▸ **Task objective**: Go through the listing below and repeat it exactly, omitting each picture.
>>>>
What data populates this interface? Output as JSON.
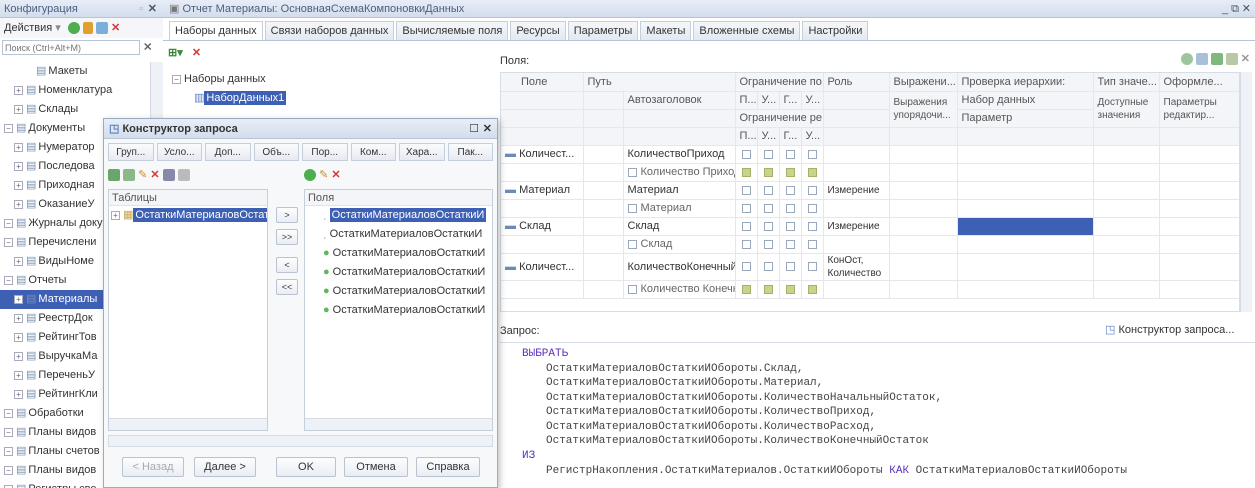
{
  "config_panel": {
    "title": "Конфигурация",
    "actions_label": "Действия",
    "search_placeholder": "Поиск (Ctrl+Alt+M)",
    "tree": [
      {
        "label": "Макеты",
        "indent": 2
      },
      {
        "label": "Номенклатура",
        "indent": 1
      },
      {
        "label": "Склады",
        "indent": 1
      },
      {
        "label": "Документы",
        "indent": 0
      },
      {
        "label": "Нумератор",
        "indent": 1
      },
      {
        "label": "Последова",
        "indent": 1
      },
      {
        "label": "Приходная",
        "indent": 1
      },
      {
        "label": "ОказаниеУ",
        "indent": 1
      },
      {
        "label": "Журналы доку",
        "indent": 0
      },
      {
        "label": "Перечислени",
        "indent": 0
      },
      {
        "label": "ВидыНоме",
        "indent": 1
      },
      {
        "label": "Отчеты",
        "indent": 0
      },
      {
        "label": "Материалы",
        "indent": 1
      },
      {
        "label": "РеестрДок",
        "indent": 1
      },
      {
        "label": "РейтингТов",
        "indent": 1
      },
      {
        "label": "ВыручкаМа",
        "indent": 1
      },
      {
        "label": "ПереченьУ",
        "indent": 1
      },
      {
        "label": "РейтингКли",
        "indent": 1
      },
      {
        "label": "Обработки",
        "indent": 0
      },
      {
        "label": "Планы видов",
        "indent": 0
      },
      {
        "label": "Планы счетов",
        "indent": 0
      },
      {
        "label": "Планы видов",
        "indent": 0
      },
      {
        "label": "Регистры све",
        "indent": 0
      }
    ]
  },
  "report": {
    "title": "Отчет Материалы: ОсновнаяСхемаКомпоновкиДанных",
    "tabs": [
      "Наборы данных",
      "Связи наборов данных",
      "Вычисляемые поля",
      "Ресурсы",
      "Параметры",
      "Макеты",
      "Вложенные схемы",
      "Настройки"
    ],
    "datasets_root": "Наборы данных",
    "dataset_item": "НаборДанных1",
    "fields_label": "Поля:",
    "grid_headers": {
      "field": "Поле",
      "path": "Путь",
      "restriction": "Ограничение по...",
      "role": "Роль",
      "expression": "Выражени...",
      "hier_check": "Проверка иерархии:",
      "value_type": "Тип значе...",
      "format": "Оформле...",
      "autotitle": "Автозаголовок",
      "p": "П...",
      "u": "У...",
      "g": "Г...",
      "u2": "У...",
      "restr2": "Ограничение ре...",
      "order_expr": "Выражения упорядочи...",
      "dataset": "Набор данных",
      "param": "Параметр",
      "avail_values": "Доступные значения",
      "edit_params": "Параметры редактир..."
    },
    "rows": [
      {
        "field": "Количест...",
        "path": "КоличествоПриход",
        "title": "Количество Приход",
        "role": "",
        "checked": true
      },
      {
        "field": "Материал",
        "path": "Материал",
        "title": "Материал",
        "role": "Измерение",
        "checked": false
      },
      {
        "field": "Склад",
        "path": "Склад",
        "title": "Склад",
        "role": "Измерение",
        "checked": false
      },
      {
        "field": "Количест...",
        "path": "КоличествоКонечныйОс...",
        "title": "Количество Конечн...",
        "role": "КонОст, Количество",
        "checked": true
      }
    ],
    "query_label": "Запрос:",
    "query_builder_link": "Конструктор запроса...",
    "query_lines": [
      {
        "text": "ВЫБРАТЬ",
        "kw": true,
        "indent": 0
      },
      {
        "text": "ОстаткиМатериаловОстаткиИОбороты.Склад,",
        "indent": 1
      },
      {
        "text": "ОстаткиМатериаловОстаткиИОбороты.Материал,",
        "indent": 1
      },
      {
        "text": "ОстаткиМатериаловОстаткиИОбороты.КоличествоНачальныйОстаток,",
        "indent": 1
      },
      {
        "text": "ОстаткиМатериаловОстаткиИОбороты.КоличествоПриход,",
        "indent": 1
      },
      {
        "text": "ОстаткиМатериаловОстаткиИОбороты.КоличествоРасход,",
        "indent": 1
      },
      {
        "text": "ОстаткиМатериаловОстаткиИОбороты.КоличествоКонечныйОстаток",
        "indent": 1
      },
      {
        "text": "ИЗ",
        "kw": true,
        "indent": 0
      }
    ],
    "query_from_a": "РегистрНакопления.ОстаткиМатериалов.ОстаткиИОбороты ",
    "query_from_kw": "КАК",
    "query_from_b": " ОстаткиМатериаловОстаткиИОбороты"
  },
  "dialog": {
    "title": "Конструктор запроса",
    "tabs": [
      "Груп...",
      "Усло...",
      "Доп...",
      "Объ...",
      "Пор...",
      "Ком...",
      "Хара...",
      "Пак..."
    ],
    "tables_label": "Таблицы",
    "fields_label": "Поля",
    "table_item": "ОстаткиМатериаловОстатк",
    "fields": [
      "ОстаткиМатериаловОстаткиИ",
      "ОстаткиМатериаловОстаткиИ",
      "ОстаткиМатериаловОстаткиИ",
      "ОстаткиМатериаловОстаткиИ",
      "ОстаткиМатериаловОстаткиИ",
      "ОстаткиМатериаловОстаткиИ"
    ],
    "move_buttons": [
      ">",
      ">>",
      "<",
      "<<"
    ],
    "back": "< Назад",
    "next": "Далее >",
    "ok": "OK",
    "cancel": "Отмена",
    "help": "Справка"
  }
}
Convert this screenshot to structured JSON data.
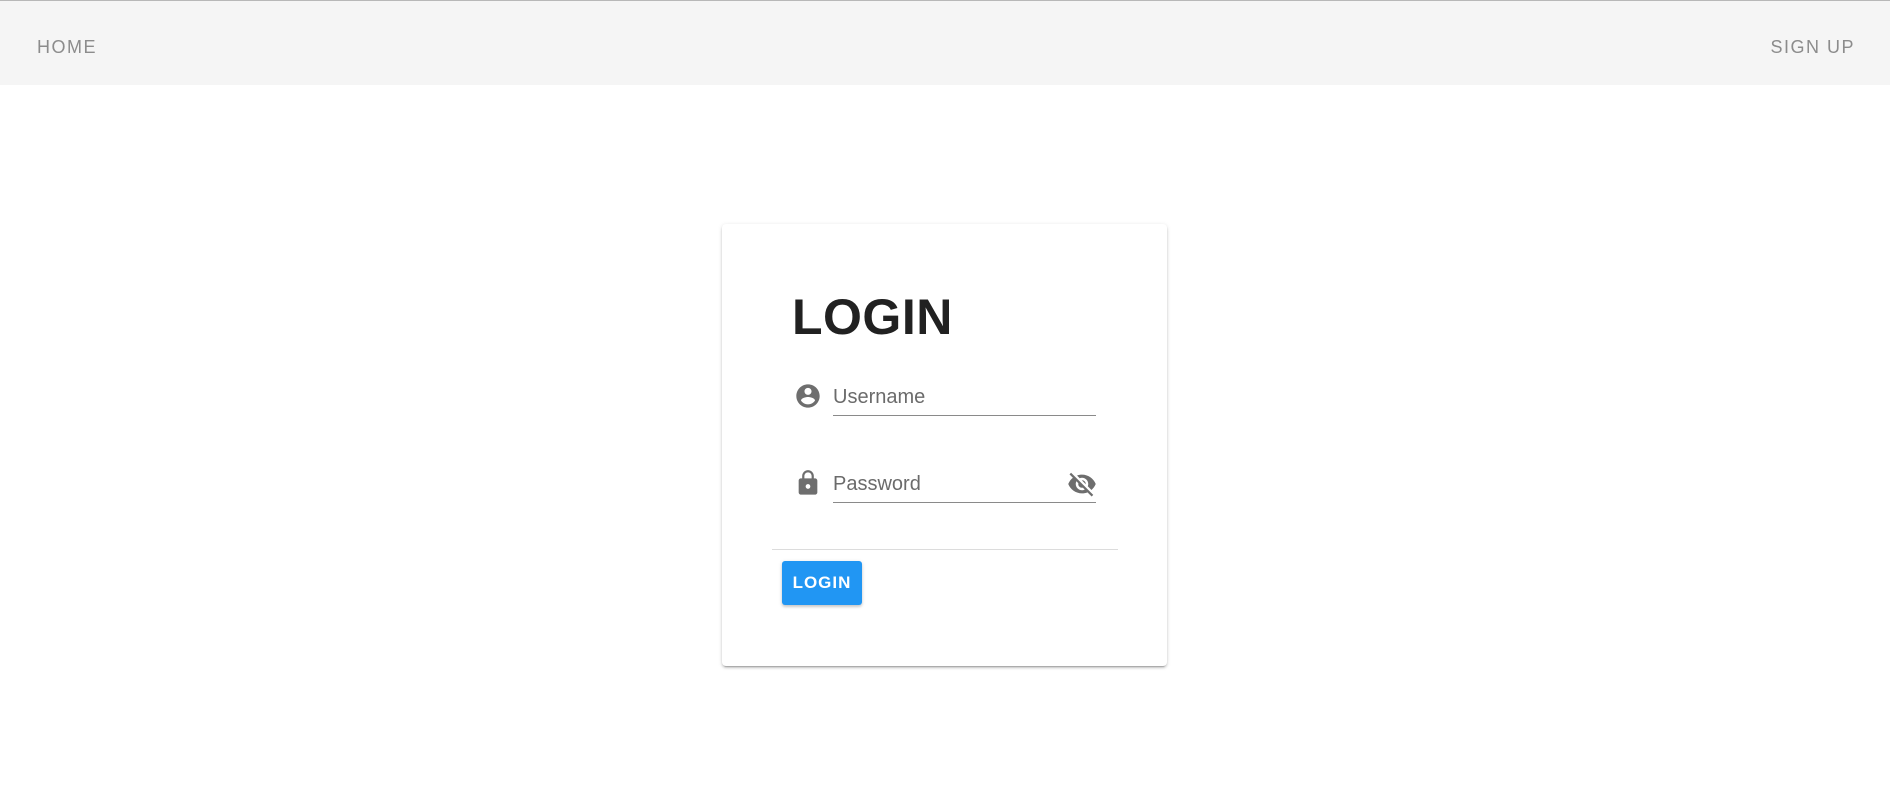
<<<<
▸ **Output for this task**:
What data populates this interface? Output as JSON.
{
  "config_panel": {
    "title": "Конфигурация",
    "actions_label": "Действия",
    "search_placeholder": "Поиск (Ctrl+Alt+M)",
    "tree": [
      {
        "label": "Макеты",
        "indent": 2
      },
      {
        "label": "Номенклатура",
        "indent": 1
      },
      {
        "label": "Склады",
        "indent": 1
      },
      {
        "label": "Документы",
        "indent": 0
      },
      {
        "label": "Нумератор",
        "indent": 1
      },
      {
        "label": "Последова",
        "indent": 1
      },
      {
        "label": "Приходная",
        "indent": 1
      },
      {
        "label": "ОказаниеУ",
        "indent": 1
      },
      {
        "label": "Журналы доку",
        "indent": 0
      },
      {
        "label": "Перечислени",
        "indent": 0
      },
      {
        "label": "ВидыНоме",
        "indent": 1
      },
      {
        "label": "Отчеты",
        "indent": 0
      },
      {
        "label": "Материалы",
        "indent": 1
      },
      {
        "label": "РеестрДок",
        "indent": 1
      },
      {
        "label": "РейтингТов",
        "indent": 1
      },
      {
        "label": "ВыручкаМа",
        "indent": 1
      },
      {
        "label": "ПереченьУ",
        "indent": 1
      },
      {
        "label": "РейтингКли",
        "indent": 1
      },
      {
        "label": "Обработки",
        "indent": 0
      },
      {
        "label": "Планы видов",
        "indent": 0
      },
      {
        "label": "Планы счетов",
        "indent": 0
      },
      {
        "label": "Планы видов",
        "indent": 0
      },
      {
        "label": "Регистры све",
        "indent": 0
      }
    ]
  },
  "report": {
    "title": "Отчет Материалы: ОсновнаяСхемаКомпоновкиДанных",
    "tabs": [
      "Наборы данных",
      "Связи наборов данных",
      "Вычисляемые поля",
      "Ресурсы",
      "Параметры",
      "Макеты",
      "Вложенные схемы",
      "Настройки"
    ],
    "datasets_root": "Наборы данных",
    "dataset_item": "НаборДанных1",
    "fields_label": "Поля:",
    "grid_headers": {
      "field": "Поле",
      "path": "Путь",
      "restriction": "Ограничение по...",
      "role": "Роль",
      "expression": "Выражени...",
      "hier_check": "Проверка иерархии:",
      "value_type": "Тип значе...",
      "format": "Оформле...",
      "autotitle": "Автозаголовок",
      "p": "П...",
      "u": "У...",
      "g": "Г...",
      "u2": "У...",
      "restr2": "Ограничение ре...",
      "order_expr": "Выражения упорядочи...",
      "dataset": "Набор данных",
      "param": "Параметр",
      "avail_values": "Доступные значения",
      "edit_params": "Параметры редактир..."
    },
    "rows": [
      {
        "field": "Количест...",
        "path": "КоличествоПриход",
        "title": "Количество Приход",
        "role": "",
        "checked": true
      },
      {
        "field": "Материал",
        "path": "Материал",
        "title": "Материал",
        "role": "Измерение",
        "checked": false
      },
      {
        "field": "Склад",
        "path": "Склад",
        "title": "Склад",
        "role": "Измерение",
        "checked": false
      },
      {
        "field": "Количест...",
        "path": "КоличествоКонечныйОс...",
        "title": "Количество Конечн...",
        "role": "КонОст, Количество",
        "checked": true
      }
    ],
    "query_label": "Запрос:",
    "query_builder_link": "Конструктор запроса...",
    "query_lines": [
      {
        "text": "ВЫБРАТЬ",
        "kw": true,
        "indent": 0
      },
      {
        "text": "ОстаткиМатериаловОстаткиИОбороты.Склад,",
        "indent": 1
      },
      {
        "text": "ОстаткиМатериаловОстаткиИОбороты.Материал,",
        "indent": 1
      },
      {
        "text": "ОстаткиМатериаловОстаткиИОбороты.КоличествоНачальныйОстаток,",
        "indent": 1
      },
      {
        "text": "ОстаткиМатериаловОстаткиИОбороты.КоличествоПриход,",
        "indent": 1
      },
      {
        "text": "ОстаткиМатериаловОстаткиИОбороты.КоличествоРасход,",
        "indent": 1
      },
      {
        "text": "ОстаткиМатериаловОстаткиИОбороты.КоличествоКонечныйОстаток",
        "indent": 1
      },
      {
        "text": "ИЗ",
        "kw": true,
        "indent": 0
      }
    ],
    "query_from_a": "РегистрНакопления.ОстаткиМатериалов.ОстаткиИОбороты ",
    "query_from_kw": "КАК",
    "query_from_b": " ОстаткиМатериаловОстаткиИОбороты"
  },
  "dialog": {
    "title": "Конструктор запроса",
    "tabs": [
      "Груп...",
      "Усло...",
      "Доп...",
      "Объ...",
      "Пор...",
      "Ком...",
      "Хара...",
      "Пак..."
    ],
    "tables_label": "Таблицы",
    "fields_label": "Поля",
    "table_item": "ОстаткиМатериаловОстатк",
    "fields": [
      "ОстаткиМатериаловОстаткиИ",
      "ОстаткиМатериаловОстаткиИ",
      "ОстаткиМатериаловОстаткиИ",
      "ОстаткиМатериаловОстаткиИ",
      "ОстаткиМатериаловОстаткиИ",
      "ОстаткиМатериаловОстаткиИ"
    ],
    "move_buttons": [
      ">",
      ">>",
      "<",
      "<<"
    ],
    "back": "< Назад",
    "next": "Далее >",
    "ok": "OK",
    "cancel": "Отмена",
    "help": "Справка"
  }
}
Convert this screenshot to structured JSON data.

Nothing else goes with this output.